▸ **Problem details**:
Every line in the data below that holds "screenshot" should be found and copied.

▸ **Records for processing**:
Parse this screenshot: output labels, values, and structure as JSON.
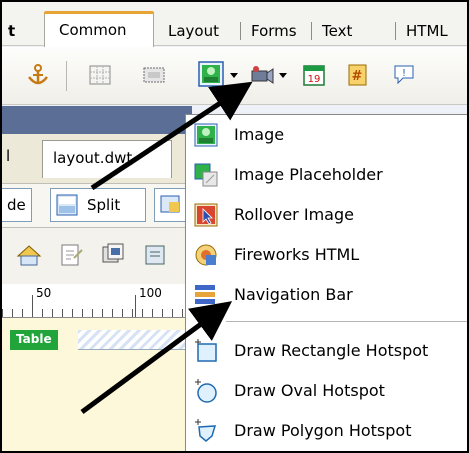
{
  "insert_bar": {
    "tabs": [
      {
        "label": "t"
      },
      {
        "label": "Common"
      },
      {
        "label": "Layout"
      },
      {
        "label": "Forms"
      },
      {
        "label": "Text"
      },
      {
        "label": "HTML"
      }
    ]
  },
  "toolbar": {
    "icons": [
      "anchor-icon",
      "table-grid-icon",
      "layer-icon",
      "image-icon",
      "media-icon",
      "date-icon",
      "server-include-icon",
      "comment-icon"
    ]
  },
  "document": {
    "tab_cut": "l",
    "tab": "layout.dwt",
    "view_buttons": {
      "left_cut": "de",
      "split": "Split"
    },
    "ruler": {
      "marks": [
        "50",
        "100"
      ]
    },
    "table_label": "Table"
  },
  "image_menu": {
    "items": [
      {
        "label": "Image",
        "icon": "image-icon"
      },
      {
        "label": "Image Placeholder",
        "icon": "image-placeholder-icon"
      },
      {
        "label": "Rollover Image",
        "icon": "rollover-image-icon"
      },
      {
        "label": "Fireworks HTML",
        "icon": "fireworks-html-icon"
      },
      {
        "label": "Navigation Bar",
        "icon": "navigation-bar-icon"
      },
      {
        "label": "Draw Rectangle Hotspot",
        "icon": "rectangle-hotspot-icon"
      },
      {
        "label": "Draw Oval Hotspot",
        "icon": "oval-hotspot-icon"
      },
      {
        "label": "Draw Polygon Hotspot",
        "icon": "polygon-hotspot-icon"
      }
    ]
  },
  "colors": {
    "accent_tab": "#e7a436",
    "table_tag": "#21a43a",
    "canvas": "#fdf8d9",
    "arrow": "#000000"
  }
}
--
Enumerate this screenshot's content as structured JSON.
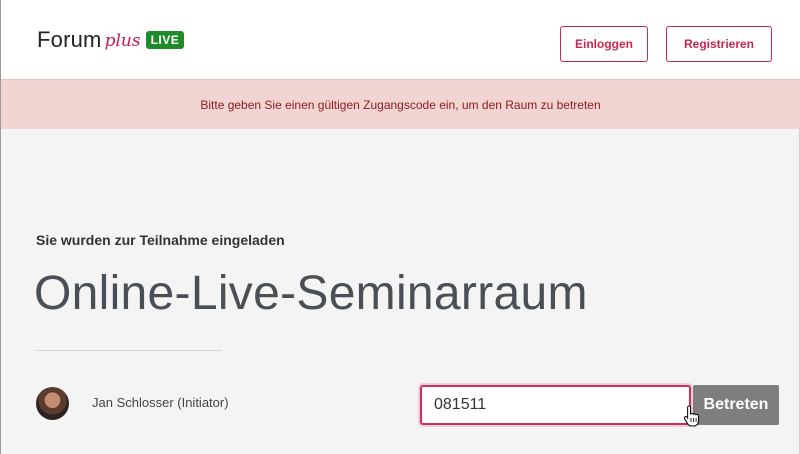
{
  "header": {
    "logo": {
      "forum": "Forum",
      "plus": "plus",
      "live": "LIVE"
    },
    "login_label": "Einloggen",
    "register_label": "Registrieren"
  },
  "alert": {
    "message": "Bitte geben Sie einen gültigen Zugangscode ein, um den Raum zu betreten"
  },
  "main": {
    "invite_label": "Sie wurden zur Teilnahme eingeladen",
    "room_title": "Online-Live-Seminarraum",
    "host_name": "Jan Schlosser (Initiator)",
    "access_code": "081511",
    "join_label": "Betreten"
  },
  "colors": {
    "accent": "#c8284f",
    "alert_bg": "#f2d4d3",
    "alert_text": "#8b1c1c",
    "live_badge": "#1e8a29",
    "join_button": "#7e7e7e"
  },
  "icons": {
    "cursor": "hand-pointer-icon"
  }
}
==
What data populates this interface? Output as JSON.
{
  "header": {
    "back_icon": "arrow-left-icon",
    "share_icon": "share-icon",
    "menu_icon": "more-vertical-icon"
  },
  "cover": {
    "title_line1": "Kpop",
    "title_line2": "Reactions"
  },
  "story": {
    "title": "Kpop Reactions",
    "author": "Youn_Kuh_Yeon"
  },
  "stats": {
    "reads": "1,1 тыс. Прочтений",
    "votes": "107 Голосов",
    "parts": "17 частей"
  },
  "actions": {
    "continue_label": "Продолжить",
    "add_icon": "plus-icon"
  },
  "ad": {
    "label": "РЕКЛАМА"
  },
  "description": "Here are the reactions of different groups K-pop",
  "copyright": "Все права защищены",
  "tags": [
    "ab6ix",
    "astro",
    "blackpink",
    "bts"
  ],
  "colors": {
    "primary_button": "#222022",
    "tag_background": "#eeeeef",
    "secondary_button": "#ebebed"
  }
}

▸ **Task answer**:
Parse this screenshot: output labels, values, and structure as JSON.
Enumerate this screenshot's content as structured JSON.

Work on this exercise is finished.